Transforming random variables, joint and marginal distributions, and The Rule of the Lazy Statistician

HW on transformation of random variables and joint density functions

I've been catching up on probability homework from chapter 2.

In this problem I had to prove this theorem:

Let $F$ be a cdf, and $U$ a random variable uniformly distributed on $[0, 1]$. Then $F^{-1}(U)$ is a random variable with cdf $F$.

After looking carefully at the definitions of inverse (or quantile) CDFs and reviewing the techniques for how to transform a random variable by applying a function to it, I finally (mostly) got it right before checking with the solution. I wasn't precise in thinking where the resulting random variable was defined, but got the main point. Was a good review of working carefully with the definitions of random variables and cumulative distribution functions.

This problem:

Let $X$ have a CDF $F$. Find the CDF of $X^+ = \text{max}\{0,X\}$.

was more straight forward and again reviewed the technique of transforming a random variable.

These two problems both concerned joint density functions. In both cases, thinking clearly about how to integrate over 2d regions was the key.

Marginal Distributions

I read about marginal distributions: you can integrate out a random variable from the joint distribution to get back to a distribution without that variable.

For joint density function $f_{X,Y}$ the marginal density $f_X(x) = \int f(x,y)dy$

In the discrete case, you sum over all values of the variable you are marginalizing.

$f_X(x) = P(X=x) = \sum_y P(X = x, Y = y) = \sum_y f(x,y)$

Studying Expectation

I began reading ahead into chapter 3 and watching math monk probability videos on expectation. The formulas are pretty straight forward for both the discrete and continuous cases. Some tidbits that were new to me:

  • A random variable may not have a well defined expectation
  • A random variable may have a well defined infinite expectation

Well defined

In order to determine whether a distribution is well defined, break it up into $ > 0$ and $< 0$ cases (negative and positive parts) and so long as one of them is finite, then the entire summation / integral is "well defined".

An example of a continuous random variable $X$ with an undefined expectation is The Cauchy distribution.

$ f(x) = \frac {1}{\pi(1 + x^2)}$

$ E(X) = \int_{-\infty}^{\infty} \frac {x}{\pi(1 + x^2)} $

It can be shown that both $\int_{-\infty}^{0} \frac {x}{\pi(1 + x^2)} $ and $\int_{0}^{\infty} \frac {x}{\pi(1 + x^2)} $ are infinite, making the sum of the two undefined. This is a bit hand wavy (see Wikipedia for a more rigorous description), but gives the intuition behind why this integral is undefined: you can't add negative infinity and positive infinity together and have a well defined value.

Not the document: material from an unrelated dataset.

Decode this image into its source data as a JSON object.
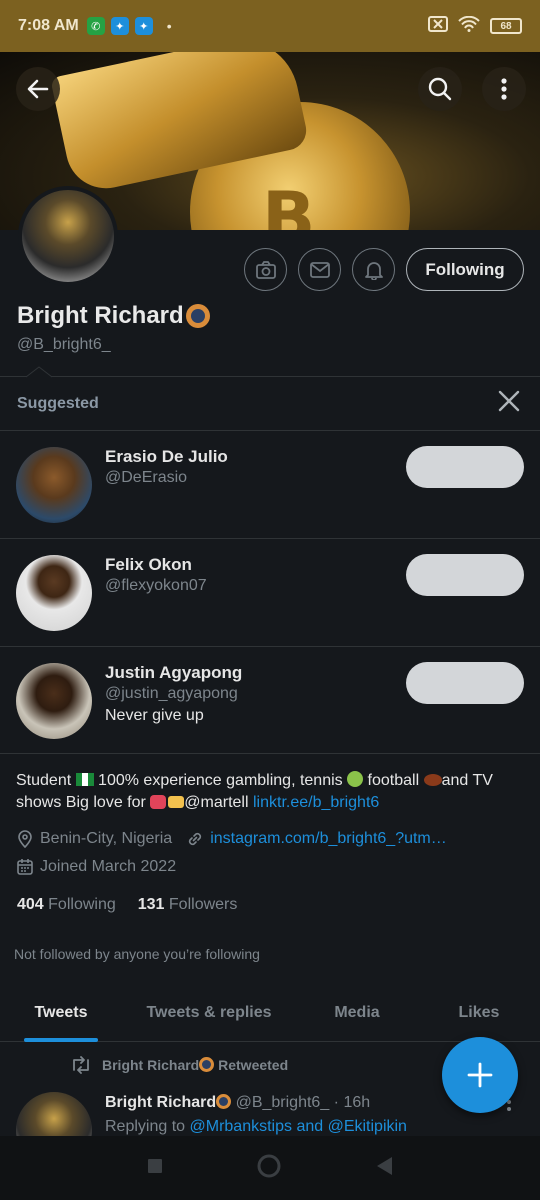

Expectation rule aka The Rule of the Lazy Statistician

Another interesting property concerns how to compute the expectation of a function of a random variable.

What if we know $E(X)$ for some density function $f_x(x)$ and for some function $g(x)$ wish to know $E(g(x))$, but don't know $g_x(x)$?

The rule of the Lazy Statistician says we can plug $g(x)$ in for $x$ as follows:

$E(g(x)) = \sum_x g(x) f_X(x)$

and for the continuous case:

$E(g(x)) = \int_{-\infty}^{\infty} g(x) f_X(x) dx$

This seems pretty handy; we know the expected value of uniform distributions, normal distributions and a host of others, so if we would like to find the expected value of a random variable $Y$ with a PDF $f_Y(x)$ that can be re-written as a function of a random variable's PDF that we already know the expected value for, we can go that route without having to compute the integral $\int_{-\infty}^{\infty} x g_X(x) dx$